Fast-forward a year to the same location and the mood could not have been much more different as a different party barely managed (once again) to break through the national, and international, noise. Despite an “erotic spresm [sic]”, it was far from a happy ending for the Lib Dems’ departing leader Vince Cable.
Labour, however, will be hoping to this weekend in Liverpool resurrect the feelgood factor from last year’s conference.
Last year shadow communities secretary Andrew Gwynne claimed councils would be £1.5bn better off in the first year of a Labour government and pledged to introduce “some of the largest sets of reforms to local government in modern times”.
“The next Labour government will introduce a bill to rebuild our local services,” he said. “In it we will give councils greater powers to deliver services themselves because our services should be run for local communities alone.”
Following on from that Labour leader Jeremy Corbyn then told the Association of Labour Councillors annual reception that he would end the government’s “piecemeal” approach to devolution.
“Piecemeal devolution to certain parts of the country is not devolution of the sort that we would have ever envisaged as a party,” said Mr Corbyn.

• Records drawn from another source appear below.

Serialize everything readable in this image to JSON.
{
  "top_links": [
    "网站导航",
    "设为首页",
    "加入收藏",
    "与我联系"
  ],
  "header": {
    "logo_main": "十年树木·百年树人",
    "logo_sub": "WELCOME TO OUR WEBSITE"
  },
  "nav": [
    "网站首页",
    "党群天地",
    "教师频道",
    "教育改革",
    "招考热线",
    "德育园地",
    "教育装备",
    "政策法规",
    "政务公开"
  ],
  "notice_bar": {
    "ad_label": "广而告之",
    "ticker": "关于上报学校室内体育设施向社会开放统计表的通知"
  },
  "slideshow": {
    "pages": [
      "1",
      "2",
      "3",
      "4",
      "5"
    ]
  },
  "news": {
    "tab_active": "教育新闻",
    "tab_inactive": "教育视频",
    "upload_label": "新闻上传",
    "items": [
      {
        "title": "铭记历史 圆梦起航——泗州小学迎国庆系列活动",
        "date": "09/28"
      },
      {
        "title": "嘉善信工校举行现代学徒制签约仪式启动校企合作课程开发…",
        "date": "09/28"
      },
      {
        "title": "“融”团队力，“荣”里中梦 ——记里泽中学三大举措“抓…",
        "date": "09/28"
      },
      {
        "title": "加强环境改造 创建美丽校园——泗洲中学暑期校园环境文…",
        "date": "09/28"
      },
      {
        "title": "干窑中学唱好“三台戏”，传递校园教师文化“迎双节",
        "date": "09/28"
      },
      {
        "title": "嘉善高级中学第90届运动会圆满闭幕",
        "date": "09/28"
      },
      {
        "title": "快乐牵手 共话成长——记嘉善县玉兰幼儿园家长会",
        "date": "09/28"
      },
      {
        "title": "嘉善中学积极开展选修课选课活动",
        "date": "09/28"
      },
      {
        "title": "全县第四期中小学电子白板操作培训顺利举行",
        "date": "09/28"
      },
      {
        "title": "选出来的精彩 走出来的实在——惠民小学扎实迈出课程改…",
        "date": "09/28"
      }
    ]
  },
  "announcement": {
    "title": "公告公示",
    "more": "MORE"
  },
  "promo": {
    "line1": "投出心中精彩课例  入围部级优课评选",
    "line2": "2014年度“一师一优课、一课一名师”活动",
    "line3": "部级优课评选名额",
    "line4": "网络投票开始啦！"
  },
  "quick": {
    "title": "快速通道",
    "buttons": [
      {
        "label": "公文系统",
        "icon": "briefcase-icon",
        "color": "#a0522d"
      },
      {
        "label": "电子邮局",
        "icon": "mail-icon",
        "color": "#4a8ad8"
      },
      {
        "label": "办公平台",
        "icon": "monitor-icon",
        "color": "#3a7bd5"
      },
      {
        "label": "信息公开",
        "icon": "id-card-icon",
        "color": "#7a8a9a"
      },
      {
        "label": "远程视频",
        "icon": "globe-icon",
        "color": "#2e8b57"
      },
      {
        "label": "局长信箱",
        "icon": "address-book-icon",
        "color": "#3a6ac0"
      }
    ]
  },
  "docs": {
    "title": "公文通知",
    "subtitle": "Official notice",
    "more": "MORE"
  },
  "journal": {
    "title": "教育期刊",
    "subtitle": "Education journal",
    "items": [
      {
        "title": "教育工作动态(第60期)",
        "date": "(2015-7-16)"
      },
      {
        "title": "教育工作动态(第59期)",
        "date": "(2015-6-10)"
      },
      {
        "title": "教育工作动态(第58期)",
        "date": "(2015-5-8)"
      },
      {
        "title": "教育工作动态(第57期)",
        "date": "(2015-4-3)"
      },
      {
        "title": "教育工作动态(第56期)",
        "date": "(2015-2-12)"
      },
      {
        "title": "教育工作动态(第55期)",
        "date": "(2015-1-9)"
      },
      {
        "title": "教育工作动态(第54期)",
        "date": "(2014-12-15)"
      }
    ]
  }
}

Then he went and did what Mr Corbyn does best, and contradicted what he had said by vowing to establish a ‘national care service’. So much for devolution!
Labour’s most senior politician in local government, Nick Forbes, spent most of conference fuming at the fact he had not been able to make a main stage speech and warned councillors still had to prove to the party’s leadership that they are a “force for good”.

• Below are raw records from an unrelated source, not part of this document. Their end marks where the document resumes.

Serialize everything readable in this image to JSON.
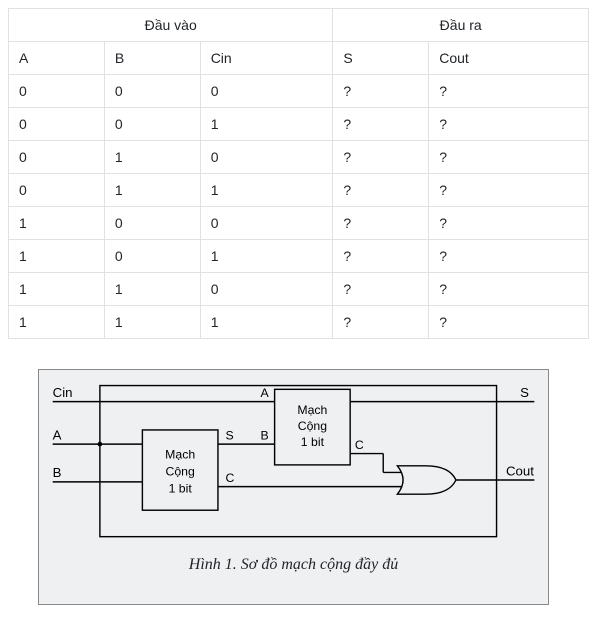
{
  "table": {
    "group_in": "Đầu vào",
    "group_out": "Đầu ra",
    "headers": {
      "a": "A",
      "b": "B",
      "cin": "Cin",
      "s": "S",
      "cout": "Cout"
    },
    "rows": [
      {
        "a": "0",
        "b": "0",
        "cin": "0",
        "s": "?",
        "cout": "?"
      },
      {
        "a": "0",
        "b": "0",
        "cin": "1",
        "s": "?",
        "cout": "?"
      },
      {
        "a": "0",
        "b": "1",
        "cin": "0",
        "s": "?",
        "cout": "?"
      },
      {
        "a": "0",
        "b": "1",
        "cin": "1",
        "s": "?",
        "cout": "?"
      },
      {
        "a": "1",
        "b": "0",
        "cin": "0",
        "s": "?",
        "cout": "?"
      },
      {
        "a": "1",
        "b": "0",
        "cin": "1",
        "s": "?",
        "cout": "?"
      },
      {
        "a": "1",
        "b": "1",
        "cin": "0",
        "s": "?",
        "cout": "?"
      },
      {
        "a": "1",
        "b": "1",
        "cin": "1",
        "s": "?",
        "cout": "?"
      }
    ]
  },
  "diagram": {
    "inputs": {
      "cin": "Cin",
      "a": "A",
      "b": "B"
    },
    "outputs": {
      "s": "S",
      "cout": "Cout"
    },
    "ha1": {
      "title1": "Mạch",
      "title2": "Cộng",
      "title3": "1 bit",
      "sumLabel": "S",
      "carryLabel": "C"
    },
    "ha2": {
      "title1": "Mạch",
      "title2": "Cộng",
      "title3": "1 bit",
      "inA": "A",
      "inB": "B",
      "carryLabel": "C"
    },
    "caption": "Hình 1. Sơ đồ mạch cộng đầy đủ"
  },
  "chart_data": {
    "type": "diagram",
    "description": "Full adder built from two half-adders and an OR gate",
    "truth_table": {
      "inputs": [
        "A",
        "B",
        "Cin"
      ],
      "outputs": [
        "S",
        "Cout"
      ],
      "rows": [
        {
          "A": 0,
          "B": 0,
          "Cin": 0,
          "S": "?",
          "Cout": "?"
        },
        {
          "A": 0,
          "B": 0,
          "Cin": 1,
          "S": "?",
          "Cout": "?"
        },
        {
          "A": 0,
          "B": 1,
          "Cin": 0,
          "S": "?",
          "Cout": "?"
        },
        {
          "A": 0,
          "B": 1,
          "Cin": 1,
          "S": "?",
          "Cout": "?"
        },
        {
          "A": 1,
          "B": 0,
          "Cin": 0,
          "S": "?",
          "Cout": "?"
        },
        {
          "A": 1,
          "B": 0,
          "Cin": 1,
          "S": "?",
          "Cout": "?"
        },
        {
          "A": 1,
          "B": 1,
          "Cin": 0,
          "S": "?",
          "Cout": "?"
        },
        {
          "A": 1,
          "B": 1,
          "Cin": 1,
          "S": "?",
          "Cout": "?"
        }
      ]
    },
    "blocks": [
      {
        "id": "HA1",
        "type": "half-adder",
        "label": "Mạch Cộng 1 bit",
        "inputs": [
          "A",
          "B"
        ],
        "outputs": [
          "S",
          "C"
        ]
      },
      {
        "id": "HA2",
        "type": "half-adder",
        "label": "Mạch Cộng 1 bit",
        "inputs": [
          "A",
          "B"
        ],
        "outputs": [
          "S",
          "C"
        ]
      },
      {
        "id": "OR1",
        "type": "or-gate",
        "inputs": [
          "in1",
          "in2"
        ],
        "outputs": [
          "out"
        ]
      }
    ],
    "connections": [
      {
        "from": "external.A",
        "to": "HA1.A"
      },
      {
        "from": "external.B",
        "to": "HA1.B"
      },
      {
        "from": "external.Cin",
        "to": "HA2.A"
      },
      {
        "from": "HA1.S",
        "to": "HA2.B"
      },
      {
        "from": "HA2.S",
        "to": "external.S"
      },
      {
        "from": "HA2.C",
        "to": "OR1.in1"
      },
      {
        "from": "HA1.C",
        "to": "OR1.in2"
      },
      {
        "from": "OR1.out",
        "to": "external.Cout"
      }
    ]
  }
}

The argument was clearly not won as centralist meddling in local affairs followed in Haringey LBC before proposals, backed by Momentum, emerged that would require local party members to endorse a Labour council group’s choice of leader.

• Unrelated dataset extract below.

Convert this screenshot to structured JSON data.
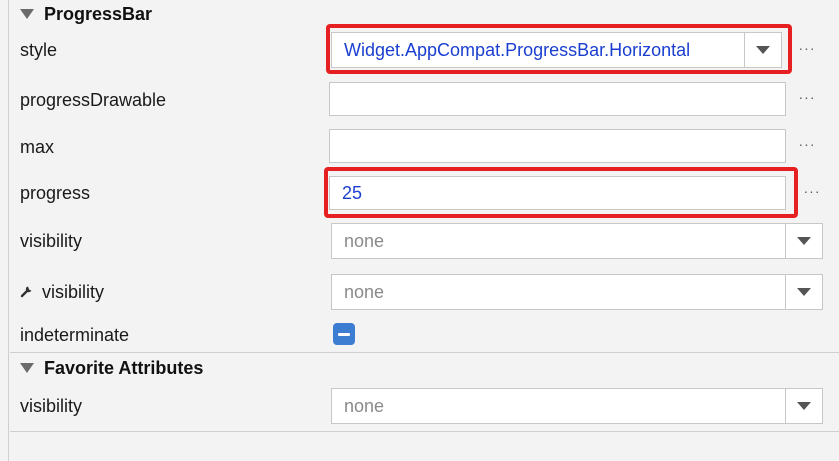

Southwark LBC leader Peter John (Lab) said at the time the proposal could result in tighter controls on Labour councils.
“The relationship between the leader and the group would be almost broken,” he said. “Arguably you are moving to more of a mayoral model but it comes back to who has responsibility here. Is it the machinery of the party or is it the machinery of the local administration? It has to be the machinery of the administration if you want to get anything done.”
Cllr Forbes, who sits on Labour’s national executive committee, feared “interference based on supposition and poorly informed opinion.”
That led to local Labour leaders publishing a series of essays in March in which they argued against a government under Mr Corbyn exercising central control on local decision-making and in favour of councils having freedoms to implement policies that meet the needs of their communities.
“The state under Labour must not be an all-powerful, distant and centralised government but a local, accountable, and inclusive state where power is shared with communities,” wrote Cllr Forbes.
Yet around that time Labour local government lost an ally on the party’s national executive committee as general secretary Iain McNicol resigned. The centralist grip on the party was taking a firmer hold.
On Twitter Cllr Forbes called the latter development “a sensible and pragmatic decision that will be welcomed by many in Labour Local Govt.”
A decision might be delayed but the issue will surely dominate discussions among councillors at this year’s conference as both they, and the wider sector, try to get a better understanding about exactly where local government sits in the party’s pecking order.
Following the anti-Semitism row and battles between activists and MPs that engulfed Labour this summer, arguments between centralists and localists are something the party can ill-afford. After all, with Theresa May’s Chequers plan getting panned by EU leaders today another general election might not be too far off. Just don’t tell Brenda from Bristol.
By David Paine, acting news editor